are surrounded by a pentagonal metal frame. It looks like the following:

	|                                       |
	| 1   3   5   7   9  11  13  15  17  19 |
	|                                       |
	|   2   4   6   8  10  12  14  16  18  20 

The needed pins are:

	4, 5, 9, 13, 17	ground
	2		audio, right channel
	6		audio, left channel
	7		blue
	11		green
	15		red
	20		video
	16		fast blank

The Scart connector does not allow use of HSYNC and VSYNC signals, so it
uses a video signal to synchronize the RGB picture. As the video signal
can be used also without RGB, the "fast blank" signal is needed to enable
RGB signal, unless you have a switch in your television to enable RGB.
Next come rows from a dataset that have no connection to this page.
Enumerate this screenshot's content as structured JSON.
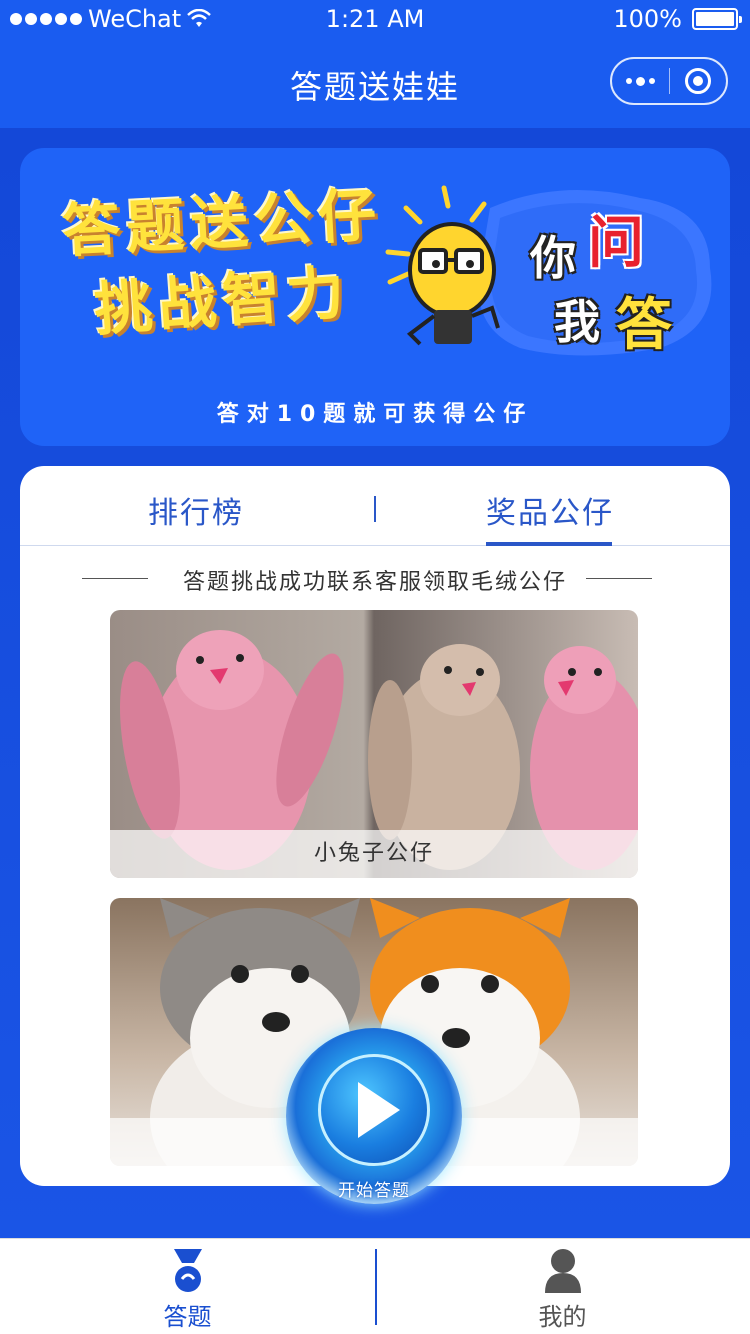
{
  "status_bar": {
    "carrier": "WeChat",
    "time": "1:21 AM",
    "battery": "100%"
  },
  "nav": {
    "title": "答题送娃娃"
  },
  "banner": {
    "title_line1": "答题送公仔",
    "title_line2": "挑战智力",
    "qa_word1": "你",
    "qa_word2": "问",
    "qa_word3": "我",
    "qa_word4": "答",
    "subtitle": "答对10题就可获得公仔"
  },
  "tabs": [
    {
      "label": "排行榜"
    },
    {
      "label": "奖品公仔"
    }
  ],
  "section": {
    "title": "答题挑战成功联系客服领取毛绒公仔"
  },
  "prizes": [
    {
      "caption": "小兔子公仔"
    },
    {
      "caption": ""
    }
  ],
  "start_button": {
    "label": "开始答题"
  },
  "tabbar": [
    {
      "label": "答题"
    },
    {
      "label": "我的"
    }
  ],
  "colors": {
    "primary": "#1a5cf0",
    "tab_text": "#2a57c8",
    "banner_yellow": "#ffe23c"
  }
}
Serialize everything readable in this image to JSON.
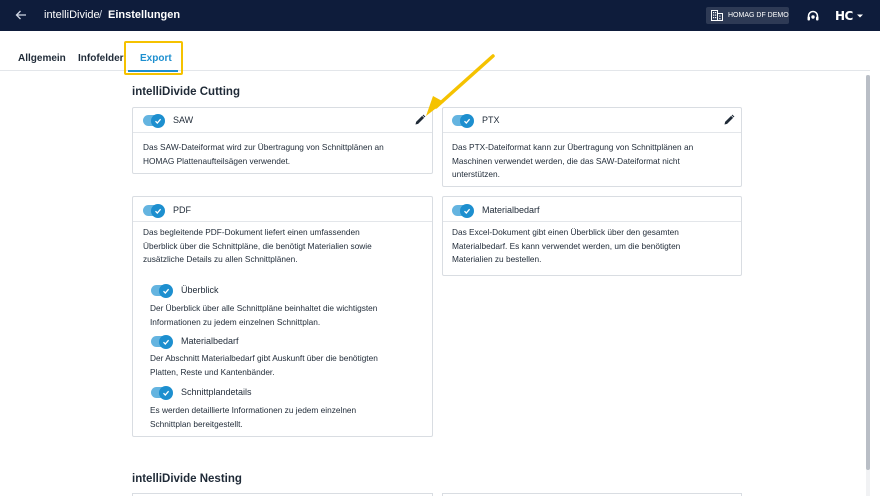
{
  "topbar": {
    "app_name": "intelliDivide",
    "separator": "/",
    "page_title": "Einstellungen",
    "tenant": "HOMAG DF DEMO",
    "logo": "HC",
    "icons": {
      "back": "arrow-left-icon",
      "tenant": "building-icon",
      "help": "headset-icon",
      "menu": "chevron-down-icon"
    }
  },
  "tabs": [
    {
      "label": "Allgemein",
      "active": false
    },
    {
      "label": "Infofelder",
      "active": false
    },
    {
      "label": "Export",
      "active": true
    }
  ],
  "colors": {
    "header_bg": "#0e1c3b",
    "accent": "#1d8fcf",
    "highlight": "#f5c200"
  },
  "sections": [
    {
      "title": "intelliDivide Cutting",
      "cards": [
        {
          "label": "SAW",
          "enabled": true,
          "editable": true,
          "description": [
            "Das SAW-Dateiformat wird zur Übertragung von Schnittplänen an",
            "HOMAG Plattenaufteilsägen verwendet."
          ]
        },
        {
          "label": "PTX",
          "enabled": true,
          "editable": true,
          "description": [
            "Das PTX-Dateiformat kann zur Übertragung von Schnittplänen an",
            "Maschinen verwendet werden, die das SAW-Dateiformat nicht",
            "unterstützen."
          ]
        },
        {
          "label": "PDF",
          "enabled": true,
          "editable": false,
          "description": [
            "Das begleitende PDF-Dokument liefert einen umfassenden",
            "Überblick über die Schnittpläne, die benötigt Materialien sowie",
            "zusätzliche Details zu allen Schnittplänen."
          ],
          "options": [
            {
              "label": "Überblick",
              "enabled": true,
              "description": [
                "Der Überblick über alle Schnittpläne beinhaltet die wichtigsten",
                "Informationen zu jedem einzelnen Schnittplan."
              ]
            },
            {
              "label": "Materialbedarf",
              "enabled": true,
              "description": [
                "Der Abschnitt Materialbedarf gibt Auskunft über die benötigten",
                "Platten, Reste und Kantenbänder."
              ]
            },
            {
              "label": "Schnittplandetails",
              "enabled": true,
              "description": [
                "Es werden detaillierte Informationen zu jedem einzelnen",
                "Schnittplan bereitgestellt."
              ]
            }
          ]
        },
        {
          "label": "Materialbedarf",
          "enabled": true,
          "editable": false,
          "description": [
            "Das Excel-Dokument gibt einen Überblick über den gesamten",
            "Materialbedarf. Es kann verwendet werden, um die benötigten",
            "Materialien zu bestellen."
          ]
        }
      ]
    },
    {
      "title": "intelliDivide Nesting",
      "cards": []
    }
  ]
}
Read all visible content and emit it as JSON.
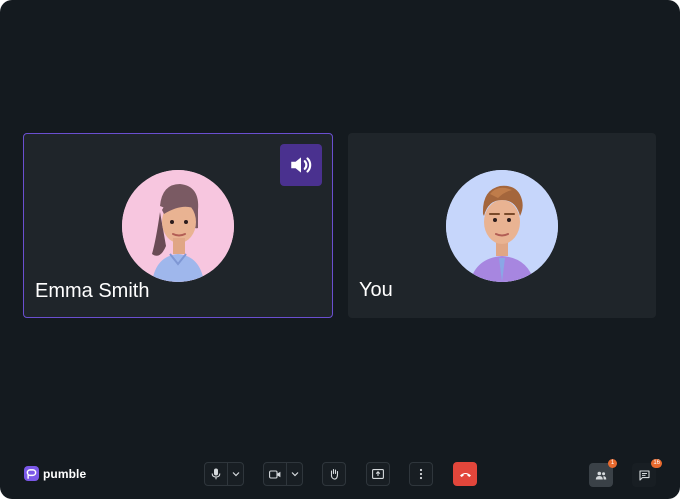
{
  "participants": [
    {
      "name": "Emma Smith",
      "speaking": true
    },
    {
      "name": "You",
      "speaking": false
    }
  ],
  "brand": {
    "name": "pumble"
  },
  "controls": {
    "mic_icon": "microphone-icon",
    "camera_icon": "camera-icon",
    "raise_hand_icon": "hand-icon",
    "share_screen_icon": "share-screen-icon",
    "more_icon": "more-vertical-icon",
    "leave_icon": "phone-hangup-icon"
  },
  "sidebar": {
    "people_badge": "1",
    "chat_badge": "16"
  },
  "colors": {
    "background": "#141a1f",
    "tile": "#1f252a",
    "active_border": "#6a4fd0",
    "speaker_button": "#4a318f",
    "leave": "#e2463b",
    "badge": "#e86a2e",
    "brand": "#7b58e8"
  }
}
When the television or monitor gets a positive voltage to the "fast blank" pin,
RGB will be enabled. The C=lehti article instructed to tie VSYNC to this
pin through a 220 ohm resistor to provide the voltage, but it was too weak for
my TV. So I temporarily used a 9 V battery to get some color on the screen.
Finally I hooked that pin to the cassette port's +5V output.

The television expects analog RGB, but the C128 outputs digital RGB. The
signals can be converted to analog using six resistors:

digital              analog
	R ---- R1 ---- R ---- R4 ---+
	G ---- R2 ---- G ---- R5 ---+
	B ---- R3 ---- B ---- R6 ---+
	I --------------------------+

The article suggested R1, R2 and R3 to be 470 ohms and R4, R5 and R6 to be
680 ohms. You can experiment with other values to get good-looking colors
on the screen.

On some C128's, the RGBI connector's VIDEO signal might be actually 40 column
screen's video signal, or the C=Lehti article is simply wrong when claiming
that you can get the 40 column screen via the RGBI connector. In any case,
you get sound and 40 column screen from the 8-pin VIDEO connector. You can
plug a 180 degree 5-pin DIN connector to it. The pin 2 is ground, 4 is video
signal and 3 is audio output.

Finally you have to add a 2*ON-ON switch to switch between 8563 and 8566
screen. Connect it as follows:

  RGBI Video (7)-----o/  80 column screen
Scart Video (20)----/ |
   VIC Video (4)-----o|  40 column screen
  voltage supply-----o/
 Fast blank (16)-R7-/    R7=220 ohms


As mentioned above, you might be able to use VSYNC as voltage supply. If
the cassette port's +5V pin is not enough for your TV or monitor, use a
9 V battery or take a +9V or +12V lead from your computer.

Be careful with the 80 column mode. If you reset the computer to 64 mode,
the VDC screen will be out of syncronization, and your monitor may start
to smoke if you leave the cable in 80 column mode for several seconds.

Part list:

	Quantity	Quality
	========	=======
	   3		470 ohm resistors
	   3		680 ohm resistors
	   1		220 ohm resistor
	   1		Scart connector
	   1		D9S connector
	   1		5-pin 180-degree DIN plug
	   1		2*ON-ON switch

To connect your C128's 80 column screen to a CGA monitor, simply connect all

Have fun connecting!

	Marko Mäkelä